The Farm House: Going Local; Going Fresh; Going Green
I have people around me who swear by ‘organic’ food. I have been told time and time again that it has all kinds of benefits and it’s something I should consider buying too. So that got me thinking – what does it really mean to be ‘organic’, should I buy organic food?
So what does it mean to be ‘organic’? It simply means that the produce is free of synthetic additives like pesticides, chemical fertilizers, and dyes, and must not be processed using industrial solvents, irradiation, or genetic engineering.
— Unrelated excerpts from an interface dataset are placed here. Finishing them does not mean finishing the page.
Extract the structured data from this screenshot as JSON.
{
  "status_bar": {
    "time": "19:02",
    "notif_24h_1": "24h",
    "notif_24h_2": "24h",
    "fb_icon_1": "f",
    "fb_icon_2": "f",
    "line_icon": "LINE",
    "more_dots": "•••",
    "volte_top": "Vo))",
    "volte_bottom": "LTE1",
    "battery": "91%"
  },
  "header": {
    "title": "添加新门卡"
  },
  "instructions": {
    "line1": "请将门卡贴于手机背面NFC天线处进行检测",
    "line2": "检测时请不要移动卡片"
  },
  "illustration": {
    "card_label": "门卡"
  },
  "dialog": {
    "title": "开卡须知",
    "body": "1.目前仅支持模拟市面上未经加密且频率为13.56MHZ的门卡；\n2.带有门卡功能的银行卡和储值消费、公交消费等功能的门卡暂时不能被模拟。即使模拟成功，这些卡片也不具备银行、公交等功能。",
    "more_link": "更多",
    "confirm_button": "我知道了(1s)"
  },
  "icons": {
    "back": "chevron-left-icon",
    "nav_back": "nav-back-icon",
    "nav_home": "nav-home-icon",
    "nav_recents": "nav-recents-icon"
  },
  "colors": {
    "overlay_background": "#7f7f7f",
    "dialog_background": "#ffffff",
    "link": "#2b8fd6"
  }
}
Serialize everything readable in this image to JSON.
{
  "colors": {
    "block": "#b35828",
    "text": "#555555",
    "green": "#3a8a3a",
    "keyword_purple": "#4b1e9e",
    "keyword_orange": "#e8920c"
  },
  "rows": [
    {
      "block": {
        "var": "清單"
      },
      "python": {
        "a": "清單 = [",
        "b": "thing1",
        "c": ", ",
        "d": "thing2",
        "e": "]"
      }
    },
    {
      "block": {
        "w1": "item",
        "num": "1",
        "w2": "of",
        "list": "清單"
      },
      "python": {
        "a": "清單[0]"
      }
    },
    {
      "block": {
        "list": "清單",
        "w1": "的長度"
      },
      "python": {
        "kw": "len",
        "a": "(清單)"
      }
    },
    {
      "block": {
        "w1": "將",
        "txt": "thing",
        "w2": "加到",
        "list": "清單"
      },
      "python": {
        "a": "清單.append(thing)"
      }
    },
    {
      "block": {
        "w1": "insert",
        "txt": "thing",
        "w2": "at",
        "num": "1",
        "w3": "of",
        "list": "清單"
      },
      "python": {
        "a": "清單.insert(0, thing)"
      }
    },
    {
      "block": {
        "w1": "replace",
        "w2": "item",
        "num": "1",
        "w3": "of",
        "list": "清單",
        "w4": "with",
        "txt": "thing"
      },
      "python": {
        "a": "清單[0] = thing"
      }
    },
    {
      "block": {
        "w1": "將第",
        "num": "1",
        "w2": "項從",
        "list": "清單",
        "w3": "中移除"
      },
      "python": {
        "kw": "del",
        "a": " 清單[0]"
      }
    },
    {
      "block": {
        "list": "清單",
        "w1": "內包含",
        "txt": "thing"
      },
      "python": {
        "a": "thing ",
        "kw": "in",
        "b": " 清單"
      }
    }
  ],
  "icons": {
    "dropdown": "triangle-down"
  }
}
Now to the million dollar question – should I buy ‘organic’? Taste: Obviously, whether organic foods taste better is a matter of, well, taste… so that is something I will have to leave up to you to decide. Price: At most supermarkets, organic produce comes at a premium price. Part of it is a matter of supply and demand, and part of it is that organic produce, meat, and dairy often require more money to grow than conventional goods. But if you buy local seasonally grown veggies and fruits, you’ll save money. But at the end of the day, whether or not the price is right depends on you and your budget. Nutritional value: Organic foods may have higher nutritional value than conventional food, according to some research. The reason: In the absence of pesticides and fertilizers, plants boost their production of vitamins and antioxidants that strengthen their resistance to bugs and weeds. Environmentally friendly: Organic farming reduces pollutants in groundwater and creates richer soil that aids plant growth while reducing erosion. Organic farming also uses less energy than conventional farming methods.
My recommendation: If you can afford it, buy local and organic. If you can’t always afford organic, spend the extra money on
what the Environmental Working Group (EWG) calls the “dirty dozen” (although the list now has more than 12): apples, peaches, strawberries, nectarines, grapes, celery, spinach, sweet bell peppers, cucumbers, Cherry tomatoes, potatoes, hot peppers and Kale/Collard greens. These fragile fruits and vegetables often require more pesticides to fight off bugs compared to the “Clean Fifteen” – asparagus, avocados, cabbage, cantaloupe, cauliflower, eggplant, grapefruit, kiwi, mangoes, onions, papaya, pineapple, sweet corn, sweet peas and sweet potatoes.
In the not so hot months in Dubai (well you will agree Dubai has only two seasons – hot and not so hot) I know quite a few people who make a faithful pilgrimage every week to the Farmers Market on the Terrace (near Emirates Towers) or to Ripe Market (Zabeel Park). It’s a locally inspired, community-based initiative which proves to be a great day out with the family – you breakfast, you browse and then you buy some of the freshest veggies and fruits in Dubai – organic, locally produced and of very high quality.
I am all about supporting local farmers, local produce and especially local effort. I am sure it’s not easy growing produce in a desert and it requires investment, manpower and a whole lot of dedication and patience. These open air markets shut down in the summer months, but for the farmers the show must go on. And I always wondered what the farmers did during those months – where did they sell their produce? How do people who are absolutely pro-organic get their weekly fix?
The Farm House at the Change Initiative. Well that is one of the answers.
I was invited to a beautifully laid out breakfast at the Change Initiative where all the dishes were cooked up by the Taste Initiative using ingredients available from The Farm House. It was both a visual delight and the taste of the dishes were flavourful, rich and absolutely yum.
The sweet tooth craving was satiated by some fantastic desserts presented by Suzzanne Hussseini (Scones) and Alice Scuratti (Torta SBrisolona and Baci di Dama and Apple Pie) from the wonderful Fatto in Casa.
All products at The Farm House are organic and come from local farms. From fruits and vegetables to eggs, chicken, meat, honey, dates and freshly baked organic bread – everything is of the finest quality. This is a great initiative where you can support small businesses and local farmers. But most importantly lead healthier, happier lives, for yourselves and your families.
At the end of the day, food and healthy eating has always been about enjoying everything in a balanced way, where the use of good ingredients all have a place in our diets and where a ‘healthy’ approach to food, and eating better is what we must all strive to achieve.
Location: The Farm House, Sheikh Zayed Road (Beside Ibis Hotel, Barsha 1), Open Sun-Wed 10am-10pm; Thu-Sat 10am-midnight. Tel: 800 824
The Farm House, Souq Al Manzil, Downtown Dubai. Open every day (except friday) from 8 am untill 10 pm and Friday 2pm to 10pm. Tel: 04 3617577.
Disclosure: I was invited by The Farm House to a breakfast to introduce the opening at the Change Initiative. However I would like to mention that no one but me dictates my editorial content and hence all that is written on my blog is absolutely my own opinion, my own interpretation and my very own thought-flow.